The second group are Skinny Questions. These are closed questions that require fixed answers in that they are either right or wrong.
The third group are Fat Questions. These are more open ended and therefore leave a bigger space for the pupil to reflect, explain and take ownership. Fat questions lead to learning.
Unfortunately in my teaching this week I caught myself asking LOTS of imposter questions – definitely a ‘could do better Sally’ moment for me! So, if you find you have asked lots of imposter questions don’t worry, we all do! It is a style of questioning that should be avoided whenever possible as, from the pupil’s point of view, imposter questions restrict learning.
Skinny questions have a place in lessons as they give facts and answer questions. They are usually quick to answer and because control remains with the questioner (you the teacher) they feel safe and the lesson keeps moving.
Here are a few examples:
- Definitions – “What does crescendo mean?”
- Memorising – “What’s the name of that note?”
- Repeating – “F sharp is the key signature of G major. What is the key signature of G major?”
Fat questions are the really interesting and useful ones though. They require longer answers and encourage the pupil to think and reflect so learning starts to happen. When we ask fat, broad questions we are helping our pupils towards higher-order thinking.They are asked to consider their opinions, the questions engage the emotions and control of the question passes over to the pupil.

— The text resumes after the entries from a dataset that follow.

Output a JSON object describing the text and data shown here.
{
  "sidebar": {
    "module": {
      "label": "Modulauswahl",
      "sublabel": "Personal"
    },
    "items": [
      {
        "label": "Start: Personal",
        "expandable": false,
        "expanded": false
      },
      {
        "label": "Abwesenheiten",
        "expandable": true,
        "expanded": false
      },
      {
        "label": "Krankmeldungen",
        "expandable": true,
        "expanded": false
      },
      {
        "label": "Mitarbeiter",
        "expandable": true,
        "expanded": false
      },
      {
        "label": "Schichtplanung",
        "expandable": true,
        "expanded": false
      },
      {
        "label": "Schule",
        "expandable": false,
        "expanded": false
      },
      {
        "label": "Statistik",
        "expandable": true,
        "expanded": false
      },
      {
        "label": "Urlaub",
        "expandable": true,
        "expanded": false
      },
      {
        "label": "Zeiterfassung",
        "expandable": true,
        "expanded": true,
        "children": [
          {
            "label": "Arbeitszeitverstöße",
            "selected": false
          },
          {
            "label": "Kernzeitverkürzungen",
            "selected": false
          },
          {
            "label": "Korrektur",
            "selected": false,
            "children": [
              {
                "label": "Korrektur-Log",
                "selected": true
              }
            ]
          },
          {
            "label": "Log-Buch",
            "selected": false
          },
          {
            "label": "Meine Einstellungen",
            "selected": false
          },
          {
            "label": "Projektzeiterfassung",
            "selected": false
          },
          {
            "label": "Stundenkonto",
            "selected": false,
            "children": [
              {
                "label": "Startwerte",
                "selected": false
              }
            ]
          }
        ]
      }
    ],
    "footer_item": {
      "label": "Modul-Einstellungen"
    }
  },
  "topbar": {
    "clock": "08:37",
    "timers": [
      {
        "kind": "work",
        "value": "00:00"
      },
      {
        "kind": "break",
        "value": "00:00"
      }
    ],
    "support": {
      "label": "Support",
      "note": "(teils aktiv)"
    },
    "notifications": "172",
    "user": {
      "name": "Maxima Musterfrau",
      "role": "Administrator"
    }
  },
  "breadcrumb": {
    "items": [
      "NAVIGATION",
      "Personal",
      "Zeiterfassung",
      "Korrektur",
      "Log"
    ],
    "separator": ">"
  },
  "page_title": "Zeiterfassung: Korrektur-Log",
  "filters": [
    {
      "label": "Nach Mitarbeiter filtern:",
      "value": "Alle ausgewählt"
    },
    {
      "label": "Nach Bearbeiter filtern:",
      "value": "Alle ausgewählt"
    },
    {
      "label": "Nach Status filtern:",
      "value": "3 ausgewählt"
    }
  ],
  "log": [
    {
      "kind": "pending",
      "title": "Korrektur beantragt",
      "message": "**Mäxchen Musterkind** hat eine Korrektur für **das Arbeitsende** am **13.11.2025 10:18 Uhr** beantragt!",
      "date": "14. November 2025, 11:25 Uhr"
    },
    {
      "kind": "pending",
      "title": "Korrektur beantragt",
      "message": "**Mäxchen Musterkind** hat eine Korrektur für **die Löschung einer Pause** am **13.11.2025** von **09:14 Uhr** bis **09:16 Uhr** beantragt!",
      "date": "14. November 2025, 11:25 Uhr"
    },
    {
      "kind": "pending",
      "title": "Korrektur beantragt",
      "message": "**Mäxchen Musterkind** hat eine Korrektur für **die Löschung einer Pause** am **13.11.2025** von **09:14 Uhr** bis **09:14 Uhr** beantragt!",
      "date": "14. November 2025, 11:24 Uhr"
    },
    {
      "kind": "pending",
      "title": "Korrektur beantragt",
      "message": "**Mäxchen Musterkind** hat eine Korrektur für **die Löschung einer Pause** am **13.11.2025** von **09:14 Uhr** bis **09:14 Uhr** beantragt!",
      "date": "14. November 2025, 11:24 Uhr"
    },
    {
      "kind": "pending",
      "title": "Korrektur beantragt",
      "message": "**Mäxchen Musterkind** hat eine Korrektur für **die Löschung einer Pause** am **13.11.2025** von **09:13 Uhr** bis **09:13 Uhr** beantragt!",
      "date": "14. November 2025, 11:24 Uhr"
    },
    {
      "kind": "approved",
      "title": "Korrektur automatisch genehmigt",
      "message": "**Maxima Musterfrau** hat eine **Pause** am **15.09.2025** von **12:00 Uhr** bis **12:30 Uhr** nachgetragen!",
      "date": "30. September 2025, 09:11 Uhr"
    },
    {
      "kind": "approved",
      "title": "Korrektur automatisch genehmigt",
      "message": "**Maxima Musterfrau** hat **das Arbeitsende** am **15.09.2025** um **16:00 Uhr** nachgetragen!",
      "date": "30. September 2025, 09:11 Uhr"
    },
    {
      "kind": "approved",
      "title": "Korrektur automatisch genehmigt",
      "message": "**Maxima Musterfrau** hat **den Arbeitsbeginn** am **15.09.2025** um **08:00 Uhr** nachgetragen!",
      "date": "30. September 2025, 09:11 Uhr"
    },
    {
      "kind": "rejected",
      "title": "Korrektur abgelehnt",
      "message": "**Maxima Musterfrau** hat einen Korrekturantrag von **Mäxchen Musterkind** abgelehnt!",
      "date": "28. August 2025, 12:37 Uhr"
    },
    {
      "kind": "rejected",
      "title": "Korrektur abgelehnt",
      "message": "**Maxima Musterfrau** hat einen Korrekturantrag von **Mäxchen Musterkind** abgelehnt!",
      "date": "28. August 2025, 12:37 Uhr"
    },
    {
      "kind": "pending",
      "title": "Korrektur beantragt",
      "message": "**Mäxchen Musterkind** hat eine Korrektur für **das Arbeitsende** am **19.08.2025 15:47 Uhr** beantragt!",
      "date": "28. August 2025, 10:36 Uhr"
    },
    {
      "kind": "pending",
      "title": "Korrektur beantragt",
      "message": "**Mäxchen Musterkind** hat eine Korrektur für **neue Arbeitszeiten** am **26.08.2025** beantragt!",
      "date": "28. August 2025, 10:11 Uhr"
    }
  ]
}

Here are some of the categories of fat questions with examples:
- Comparisons – “What would it sound like if it went at a different speed?”
- Contrast – “What happens if you play the chords with different fingering?”
- Classify – “How might you label the structure of these two phrases?”
- Defend reasons – “Why did you want to play it in that particular way?”
- Design – “What elements of the piece could you use to create your own song?”
So what type of questions can you catch yourself asking? It’s quite hard to monitor yourself so like me why not ask your pupils to help you in your teaching over the next few days.
Join me next week when I will be looking at 2 more question types.
This blog post was written by Dr. Sally Cathcart, Co-Founder and Director of The Curious Piano Teachers.